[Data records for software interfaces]
________________________
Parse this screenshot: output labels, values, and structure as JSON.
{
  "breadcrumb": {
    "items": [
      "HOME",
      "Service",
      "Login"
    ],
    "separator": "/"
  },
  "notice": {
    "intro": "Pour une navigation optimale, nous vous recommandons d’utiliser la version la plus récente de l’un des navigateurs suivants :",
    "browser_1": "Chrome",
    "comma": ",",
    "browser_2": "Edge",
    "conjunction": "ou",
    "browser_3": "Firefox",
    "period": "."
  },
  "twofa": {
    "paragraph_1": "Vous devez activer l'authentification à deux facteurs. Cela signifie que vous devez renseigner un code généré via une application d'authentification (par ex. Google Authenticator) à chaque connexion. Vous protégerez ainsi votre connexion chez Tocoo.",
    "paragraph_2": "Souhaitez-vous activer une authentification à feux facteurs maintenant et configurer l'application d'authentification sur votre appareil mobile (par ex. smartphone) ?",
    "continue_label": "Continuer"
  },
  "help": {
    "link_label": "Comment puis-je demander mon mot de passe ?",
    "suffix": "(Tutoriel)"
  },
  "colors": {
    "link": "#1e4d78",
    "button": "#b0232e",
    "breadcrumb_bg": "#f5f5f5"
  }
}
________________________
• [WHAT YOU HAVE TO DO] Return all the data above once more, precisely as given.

• [RESPONSE TO THE EXERCISE]
Parse this screenshot: output labels, values, and structure as JSON.
{
  "breadcrumb": {
    "items": [
      "HOME",
      "Service",
      "Login"
    ],
    "separator": "/"
  },
  "notice": {
    "intro": "Pour une navigation optimale, nous vous recommandons d’utiliser la version la plus récente de l’un des navigateurs suivants :",
    "browser_1": "Chrome",
    "comma": ",",
    "browser_2": "Edge",
    "conjunction": "ou",
    "browser_3": "Firefox",
    "period": "."
  },
  "twofa": {
    "paragraph_1": "Vous devez activer l'authentification à deux facteurs. Cela signifie que vous devez renseigner un code généré via une application d'authentification (par ex. Google Authenticator) à chaque connexion. Vous protégerez ainsi votre connexion chez Tocoo.",
    "paragraph_2": "Souhaitez-vous activer une authentification à feux facteurs maintenant et configurer l'application d'authentification sur votre appareil mobile (par ex. smartphone) ?",
    "continue_label": "Continuer"
  },
  "help": {
    "link_label": "Comment puis-je demander mon mot de passe ?",
    "suffix": "(Tutoriel)"
  },
  "colors": {
    "link": "#1e4d78",
    "button": "#b0232e",
    "breadcrumb_bg": "#f5f5f5"
  }
}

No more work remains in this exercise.